*Aim of the exercise:* Would you quote every entry exactly, dropping only the pictures?

Stored dataset items:
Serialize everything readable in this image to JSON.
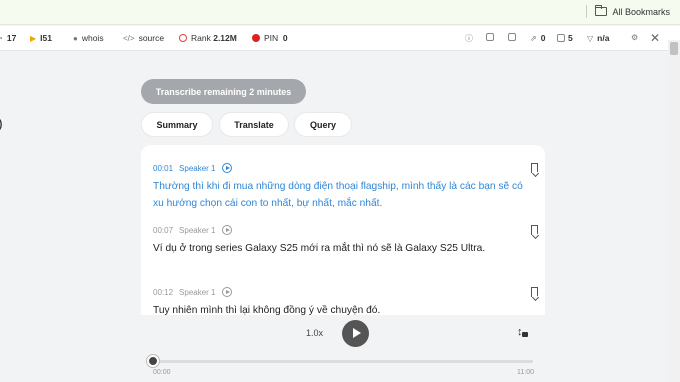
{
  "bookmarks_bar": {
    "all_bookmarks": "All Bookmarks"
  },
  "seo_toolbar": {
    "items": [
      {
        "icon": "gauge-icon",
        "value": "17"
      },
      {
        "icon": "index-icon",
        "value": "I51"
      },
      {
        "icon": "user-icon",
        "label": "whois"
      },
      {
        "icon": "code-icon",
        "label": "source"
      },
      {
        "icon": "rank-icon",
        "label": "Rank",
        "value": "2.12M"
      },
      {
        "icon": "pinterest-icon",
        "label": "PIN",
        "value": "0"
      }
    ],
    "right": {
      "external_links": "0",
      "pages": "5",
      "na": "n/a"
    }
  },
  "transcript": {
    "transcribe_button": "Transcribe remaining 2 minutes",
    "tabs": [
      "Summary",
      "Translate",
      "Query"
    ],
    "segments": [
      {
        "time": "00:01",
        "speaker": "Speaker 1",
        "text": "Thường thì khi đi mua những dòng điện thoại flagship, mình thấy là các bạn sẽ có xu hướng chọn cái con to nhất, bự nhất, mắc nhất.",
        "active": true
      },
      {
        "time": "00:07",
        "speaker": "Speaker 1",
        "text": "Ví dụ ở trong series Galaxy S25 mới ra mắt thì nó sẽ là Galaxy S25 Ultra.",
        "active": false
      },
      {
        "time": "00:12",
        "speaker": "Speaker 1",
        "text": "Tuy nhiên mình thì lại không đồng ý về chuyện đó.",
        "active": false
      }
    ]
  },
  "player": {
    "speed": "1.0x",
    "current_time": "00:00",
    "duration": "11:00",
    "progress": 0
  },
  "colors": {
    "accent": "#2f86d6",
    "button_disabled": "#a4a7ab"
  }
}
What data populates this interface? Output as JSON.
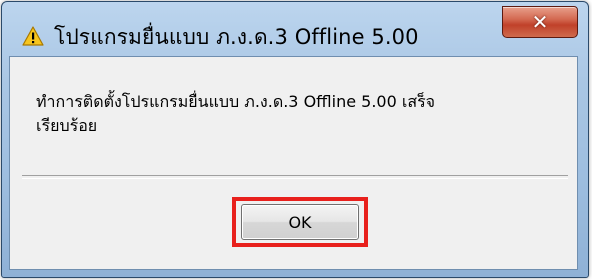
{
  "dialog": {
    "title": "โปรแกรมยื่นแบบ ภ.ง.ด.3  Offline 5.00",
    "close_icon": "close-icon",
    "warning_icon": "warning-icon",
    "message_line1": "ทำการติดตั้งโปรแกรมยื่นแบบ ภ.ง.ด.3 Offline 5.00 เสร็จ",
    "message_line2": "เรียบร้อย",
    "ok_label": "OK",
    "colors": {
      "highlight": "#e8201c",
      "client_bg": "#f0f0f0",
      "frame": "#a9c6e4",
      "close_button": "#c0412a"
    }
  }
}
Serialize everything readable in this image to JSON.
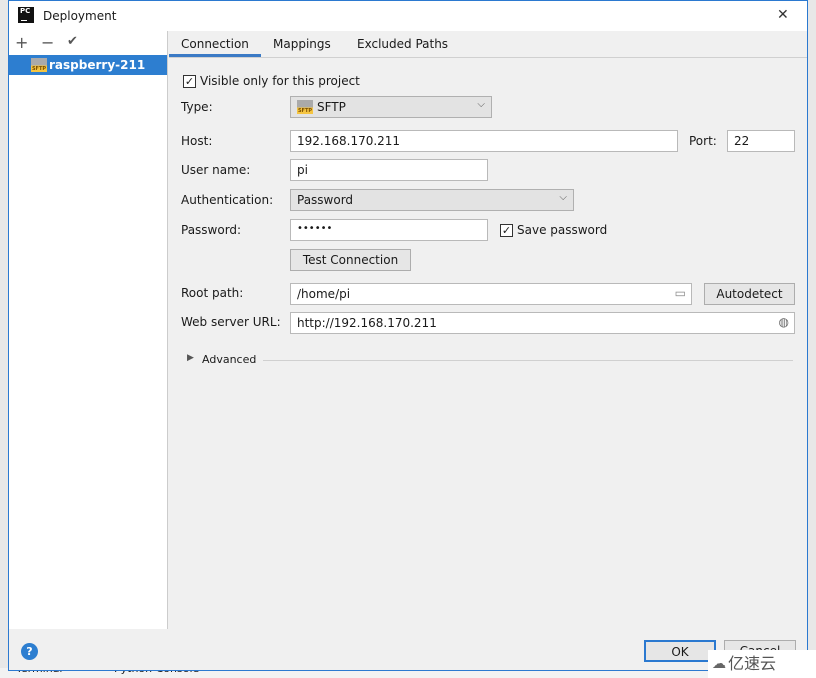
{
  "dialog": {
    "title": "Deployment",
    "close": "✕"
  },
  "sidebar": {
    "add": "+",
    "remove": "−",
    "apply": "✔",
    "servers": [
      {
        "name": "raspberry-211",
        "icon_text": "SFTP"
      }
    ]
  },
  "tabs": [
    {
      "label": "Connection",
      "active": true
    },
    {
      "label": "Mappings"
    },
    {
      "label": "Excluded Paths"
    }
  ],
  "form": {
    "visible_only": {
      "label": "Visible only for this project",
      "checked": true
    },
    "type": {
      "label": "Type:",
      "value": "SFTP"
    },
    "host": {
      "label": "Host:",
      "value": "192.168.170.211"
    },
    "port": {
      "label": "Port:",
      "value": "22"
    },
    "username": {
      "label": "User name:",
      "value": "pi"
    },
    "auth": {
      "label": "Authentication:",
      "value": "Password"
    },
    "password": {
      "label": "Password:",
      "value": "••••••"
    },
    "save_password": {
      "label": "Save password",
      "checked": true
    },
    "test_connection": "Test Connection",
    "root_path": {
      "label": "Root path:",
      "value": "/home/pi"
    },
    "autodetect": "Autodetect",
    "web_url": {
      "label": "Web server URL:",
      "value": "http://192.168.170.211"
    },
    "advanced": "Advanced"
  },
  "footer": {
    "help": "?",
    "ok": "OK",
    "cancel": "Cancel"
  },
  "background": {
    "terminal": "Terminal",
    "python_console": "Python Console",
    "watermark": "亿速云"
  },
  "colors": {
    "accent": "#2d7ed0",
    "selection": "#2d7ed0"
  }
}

*Written solution:*
Serialize everything readable in this image to JSON.
{
  "bookmarks_bar": {
    "all_bookmarks": "All Bookmarks"
  },
  "seo_toolbar": {
    "items": [
      {
        "icon": "gauge-icon",
        "value": "17"
      },
      {
        "icon": "index-icon",
        "value": "I51"
      },
      {
        "icon": "user-icon",
        "label": "whois"
      },
      {
        "icon": "code-icon",
        "label": "source"
      },
      {
        "icon": "rank-icon",
        "label": "Rank",
        "value": "2.12M"
      },
      {
        "icon": "pinterest-icon",
        "label": "PIN",
        "value": "0"
      }
    ],
    "right": {
      "external_links": "0",
      "pages": "5",
      "na": "n/a"
    }
  },
  "transcript": {
    "transcribe_button": "Transcribe remaining 2 minutes",
    "tabs": [
      "Summary",
      "Translate",
      "Query"
    ],
    "segments": [
      {
        "time": "00:01",
        "speaker": "Speaker 1",
        "text": "Thường thì khi đi mua những dòng điện thoại flagship, mình thấy là các bạn sẽ có xu hướng chọn cái con to nhất, bự nhất, mắc nhất.",
        "active": true
      },
      {
        "time": "00:07",
        "speaker": "Speaker 1",
        "text": "Ví dụ ở trong series Galaxy S25 mới ra mắt thì nó sẽ là Galaxy S25 Ultra.",
        "active": false
      },
      {
        "time": "00:12",
        "speaker": "Speaker 1",
        "text": "Tuy nhiên mình thì lại không đồng ý về chuyện đó.",
        "active": false
      }
    ]
  },
  "player": {
    "speed": "1.0x",
    "current_time": "00:00",
    "duration": "11:00",
    "progress": 0
  },
  "colors": {
    "accent": "#2f86d6",
    "button_disabled": "#a4a7ab"
  }
}
What data populates this interface? Output as JSON.
{
  "dialog": {
    "title": "โปรแกรมยื่นแบบ ภ.ง.ด.3  Offline 5.00",
    "close_icon": "close-icon",
    "warning_icon": "warning-icon",
    "message_line1": "ทำการติดตั้งโปรแกรมยื่นแบบ ภ.ง.ด.3 Offline 5.00 เสร็จ",
    "message_line2": "เรียบร้อย",
    "ok_label": "OK",
    "colors": {
      "highlight": "#e8201c",
      "client_bg": "#f0f0f0",
      "frame": "#a9c6e4",
      "close_button": "#c0412a"
    }
  }
}
Serialize everything readable in this image to JSON.
{
  "dialog": {
    "title": "Deployment",
    "close": "✕"
  },
  "sidebar": {
    "add": "+",
    "remove": "−",
    "apply": "✔",
    "servers": [
      {
        "name": "raspberry-211",
        "icon_text": "SFTP"
      }
    ]
  },
  "tabs": [
    {
      "label": "Connection",
      "active": true
    },
    {
      "label": "Mappings"
    },
    {
      "label": "Excluded Paths"
    }
  ],
  "form": {
    "visible_only": {
      "label": "Visible only for this project",
      "checked": true
    },
    "type": {
      "label": "Type:",
      "value": "SFTP"
    },
    "host": {
      "label": "Host:",
      "value": "192.168.170.211"
    },
    "port": {
      "label": "Port:",
      "value": "22"
    },
    "username": {
      "label": "User name:",
      "value": "pi"
    },
    "auth": {
      "label": "Authentication:",
      "value": "Password"
    },
    "password": {
      "label": "Password:",
      "value": "••••••"
    },
    "save_password": {
      "label": "Save password",
      "checked": true
    },
    "test_connection": "Test Connection",
    "root_path": {
      "label": "Root path:",
      "value": "/home/pi"
    },
    "autodetect": "Autodetect",
    "web_url": {
      "label": "Web server URL:",
      "value": "http://192.168.170.211"
    },
    "advanced": "Advanced"
  },
  "footer": {
    "help": "?",
    "ok": "OK",
    "cancel": "Cancel"
  },
  "background": {
    "terminal": "Terminal",
    "python_console": "Python Console",
    "watermark": "亿速云"
  },
  "colors": {
    "accent": "#2d7ed0",
    "selection": "#2d7ed0"
  }
}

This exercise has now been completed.